I received an object lesson yesterday in best practices for branding.
In my "Digital Books in Social Media" (http://nonhumancommunications.blogspot.com/2009/02/we-need-widget-how-readerco-creators.html ) article series I mentioned that we are using the Gigya widget ( http://www.gigya.com/public/Content/Widget.aspx )to let people share the the comic strips, scrapbook pages, and other creations they make with our Comicater annotation/illustration tag-it-up/mash up tools.
Specifically, I wrote that Gigya wasn't meeting our needs and that we are exploring the creation of our own widget to advance our project to bring digital books into social media.
Soon after, on Twitter.com, I received a Direct Message from somebody in Gigya management, who wanted to follow up to find out more. I replied that I would be happy to chat on the phone.
I was pleasantly surprised yesterday to receive a telephone call from Rooly Eliezerov, President & Co-founder of Gigya. He wanted to hear about our experience straight from the horse's mouth.
He listened VERY PATIENTLY while I went into all kinds of unneccessary details about our project.
Understandable, he said, that as a fellow entrepreneur I would be excited to talk about my start-up project.
What a pleasure to talk to a fellow HUMAN being in this business context!
Mr. Eliezerov listened carefully to the details of what we want to do with Gigya, then let me know that they have resolved the issues that concerned us, in a revision due soon.
He also spent a generous amount of time looking at our site at http://TheConcreteJungleBook.com. And he patiently explained the Gigya strategy of giving users free tools as a way to build revenues, when I asked about the Gigya business model.
Result: I've gone from being a reluctant user of Gigya's service to evangelizing them.
Rooly Eliezerov is a start-up company leader who seems to understand at a deep level, the brand-building power of simple human contact & being a good listener to a customer who hadn't yet found the solution he needs from this brand.
In recent weeks, I've been concerned about how we would meet our particular challenges and find the resources to build a widget to suit our specific needs.
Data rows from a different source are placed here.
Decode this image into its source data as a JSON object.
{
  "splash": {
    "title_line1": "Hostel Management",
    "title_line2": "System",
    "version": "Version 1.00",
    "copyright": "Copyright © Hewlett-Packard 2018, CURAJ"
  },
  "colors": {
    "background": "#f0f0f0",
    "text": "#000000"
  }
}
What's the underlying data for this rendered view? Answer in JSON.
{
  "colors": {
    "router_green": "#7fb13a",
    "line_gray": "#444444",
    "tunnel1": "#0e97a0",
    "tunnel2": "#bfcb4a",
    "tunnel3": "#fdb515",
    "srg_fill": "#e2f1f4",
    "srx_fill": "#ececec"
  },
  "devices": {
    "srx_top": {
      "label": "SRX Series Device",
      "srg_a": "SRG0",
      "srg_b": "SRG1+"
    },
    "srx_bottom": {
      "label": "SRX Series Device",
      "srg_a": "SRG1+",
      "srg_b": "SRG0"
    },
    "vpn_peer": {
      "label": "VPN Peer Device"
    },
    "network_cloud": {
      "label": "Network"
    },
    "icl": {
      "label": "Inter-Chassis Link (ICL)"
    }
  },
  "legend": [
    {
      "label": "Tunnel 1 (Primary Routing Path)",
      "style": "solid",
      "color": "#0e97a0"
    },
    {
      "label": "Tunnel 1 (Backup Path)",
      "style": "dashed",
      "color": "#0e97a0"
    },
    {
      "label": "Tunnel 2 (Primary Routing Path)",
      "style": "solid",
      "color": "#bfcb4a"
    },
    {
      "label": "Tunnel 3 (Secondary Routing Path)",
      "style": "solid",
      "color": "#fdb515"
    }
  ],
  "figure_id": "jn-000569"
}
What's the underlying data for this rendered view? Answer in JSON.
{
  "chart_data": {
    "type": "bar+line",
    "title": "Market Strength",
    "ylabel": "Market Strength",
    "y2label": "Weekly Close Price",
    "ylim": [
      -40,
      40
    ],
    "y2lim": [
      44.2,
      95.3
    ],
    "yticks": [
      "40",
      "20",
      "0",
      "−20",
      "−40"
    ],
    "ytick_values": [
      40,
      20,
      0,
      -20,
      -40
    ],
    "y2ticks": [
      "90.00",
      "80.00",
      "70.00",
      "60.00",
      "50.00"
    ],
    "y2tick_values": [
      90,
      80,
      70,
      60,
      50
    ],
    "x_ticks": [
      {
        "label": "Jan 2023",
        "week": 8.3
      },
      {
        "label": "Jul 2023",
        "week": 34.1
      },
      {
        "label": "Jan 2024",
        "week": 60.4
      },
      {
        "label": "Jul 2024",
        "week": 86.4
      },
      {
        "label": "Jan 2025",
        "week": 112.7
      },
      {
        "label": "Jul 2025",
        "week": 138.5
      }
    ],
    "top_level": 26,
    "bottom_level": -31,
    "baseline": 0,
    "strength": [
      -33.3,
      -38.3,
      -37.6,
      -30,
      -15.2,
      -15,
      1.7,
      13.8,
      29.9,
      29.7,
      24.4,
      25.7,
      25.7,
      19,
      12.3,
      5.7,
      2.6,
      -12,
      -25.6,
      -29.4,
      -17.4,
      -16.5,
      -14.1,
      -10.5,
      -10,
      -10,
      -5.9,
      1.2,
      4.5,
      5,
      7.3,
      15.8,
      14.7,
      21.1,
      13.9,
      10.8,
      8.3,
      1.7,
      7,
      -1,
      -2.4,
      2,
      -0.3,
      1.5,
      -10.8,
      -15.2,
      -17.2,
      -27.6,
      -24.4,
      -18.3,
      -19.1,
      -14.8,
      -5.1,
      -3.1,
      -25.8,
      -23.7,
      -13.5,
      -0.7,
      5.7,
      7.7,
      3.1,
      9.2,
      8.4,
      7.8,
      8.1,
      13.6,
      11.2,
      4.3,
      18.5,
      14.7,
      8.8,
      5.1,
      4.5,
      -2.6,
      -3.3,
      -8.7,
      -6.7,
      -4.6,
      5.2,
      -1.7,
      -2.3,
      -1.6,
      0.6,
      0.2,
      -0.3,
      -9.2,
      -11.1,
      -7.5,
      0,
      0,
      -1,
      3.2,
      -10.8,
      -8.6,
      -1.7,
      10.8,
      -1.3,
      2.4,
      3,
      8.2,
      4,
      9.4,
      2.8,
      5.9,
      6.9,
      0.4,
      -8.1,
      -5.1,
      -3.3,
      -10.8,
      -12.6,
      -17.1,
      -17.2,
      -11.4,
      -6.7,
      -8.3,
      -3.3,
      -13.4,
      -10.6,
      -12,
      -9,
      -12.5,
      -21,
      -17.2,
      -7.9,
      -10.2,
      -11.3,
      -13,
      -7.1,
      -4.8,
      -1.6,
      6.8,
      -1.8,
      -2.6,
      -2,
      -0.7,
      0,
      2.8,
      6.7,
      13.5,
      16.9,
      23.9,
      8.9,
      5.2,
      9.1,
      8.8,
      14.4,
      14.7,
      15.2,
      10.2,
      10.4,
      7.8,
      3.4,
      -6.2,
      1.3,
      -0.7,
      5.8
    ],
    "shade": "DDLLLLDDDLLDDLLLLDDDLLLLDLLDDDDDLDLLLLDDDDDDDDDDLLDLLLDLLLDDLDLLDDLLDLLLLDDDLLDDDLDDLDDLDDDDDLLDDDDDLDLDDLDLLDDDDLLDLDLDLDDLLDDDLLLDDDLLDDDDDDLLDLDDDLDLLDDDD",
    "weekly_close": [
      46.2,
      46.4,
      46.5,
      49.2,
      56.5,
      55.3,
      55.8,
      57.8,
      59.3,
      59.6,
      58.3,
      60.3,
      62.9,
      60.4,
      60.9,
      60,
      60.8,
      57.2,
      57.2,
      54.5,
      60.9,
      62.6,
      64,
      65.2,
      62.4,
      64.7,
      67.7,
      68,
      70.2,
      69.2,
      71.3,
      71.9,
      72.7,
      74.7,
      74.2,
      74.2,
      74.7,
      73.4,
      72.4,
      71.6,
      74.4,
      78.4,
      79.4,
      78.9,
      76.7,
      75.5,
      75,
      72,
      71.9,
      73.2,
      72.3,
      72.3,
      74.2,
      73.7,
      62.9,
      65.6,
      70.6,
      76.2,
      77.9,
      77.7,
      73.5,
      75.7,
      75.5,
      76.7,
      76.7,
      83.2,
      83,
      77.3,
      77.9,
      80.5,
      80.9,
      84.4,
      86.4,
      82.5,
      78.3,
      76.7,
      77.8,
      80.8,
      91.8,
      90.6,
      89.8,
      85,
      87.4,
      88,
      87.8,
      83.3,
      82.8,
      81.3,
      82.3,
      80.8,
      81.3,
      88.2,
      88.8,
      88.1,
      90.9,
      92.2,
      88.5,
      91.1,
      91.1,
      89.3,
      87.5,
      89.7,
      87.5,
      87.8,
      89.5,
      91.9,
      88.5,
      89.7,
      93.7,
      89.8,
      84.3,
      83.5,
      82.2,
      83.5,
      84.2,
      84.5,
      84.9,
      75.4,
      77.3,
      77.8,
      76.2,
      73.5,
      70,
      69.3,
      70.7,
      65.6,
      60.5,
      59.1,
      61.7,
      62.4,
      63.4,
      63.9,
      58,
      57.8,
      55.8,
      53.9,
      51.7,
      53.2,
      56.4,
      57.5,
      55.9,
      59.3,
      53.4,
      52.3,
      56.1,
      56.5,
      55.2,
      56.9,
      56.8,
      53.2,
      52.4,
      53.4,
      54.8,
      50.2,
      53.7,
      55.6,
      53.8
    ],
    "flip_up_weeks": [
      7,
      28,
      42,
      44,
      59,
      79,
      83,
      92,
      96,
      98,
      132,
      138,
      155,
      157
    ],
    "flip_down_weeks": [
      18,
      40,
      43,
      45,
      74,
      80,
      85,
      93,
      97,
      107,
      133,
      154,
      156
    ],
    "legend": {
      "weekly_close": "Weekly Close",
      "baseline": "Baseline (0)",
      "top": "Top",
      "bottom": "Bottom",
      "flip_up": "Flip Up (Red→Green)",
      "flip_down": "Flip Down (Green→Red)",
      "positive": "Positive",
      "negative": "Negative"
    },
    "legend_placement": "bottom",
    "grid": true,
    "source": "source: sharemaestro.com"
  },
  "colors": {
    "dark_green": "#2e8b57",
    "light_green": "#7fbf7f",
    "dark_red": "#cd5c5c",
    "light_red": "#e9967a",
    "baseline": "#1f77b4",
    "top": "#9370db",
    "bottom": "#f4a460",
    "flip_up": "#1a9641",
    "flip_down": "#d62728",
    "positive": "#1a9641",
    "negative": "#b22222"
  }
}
Because of this phone conversation, I'm no longer worrying about this issue, and can focus elsewhere.
I've been a publishing entrepreneur since the early 1990s, based in the San Francisco Bay Area, and I covered the high tech industry as a successful freelance journalist for some years prior to launching Morph's Outpost on the Digital Frontier, the first technical magazine for interactive multimedia desgners and developers in 1993 (http://MorphsOutpost.com).
I can count on one hand the number of times that I've been this impressed by a start-up's efforts to reach out to customers. That's why I've taken the time and trouble to tell this story and let people on Twitter know about it.
Thank you, Rooly Eliezerov & Gigya.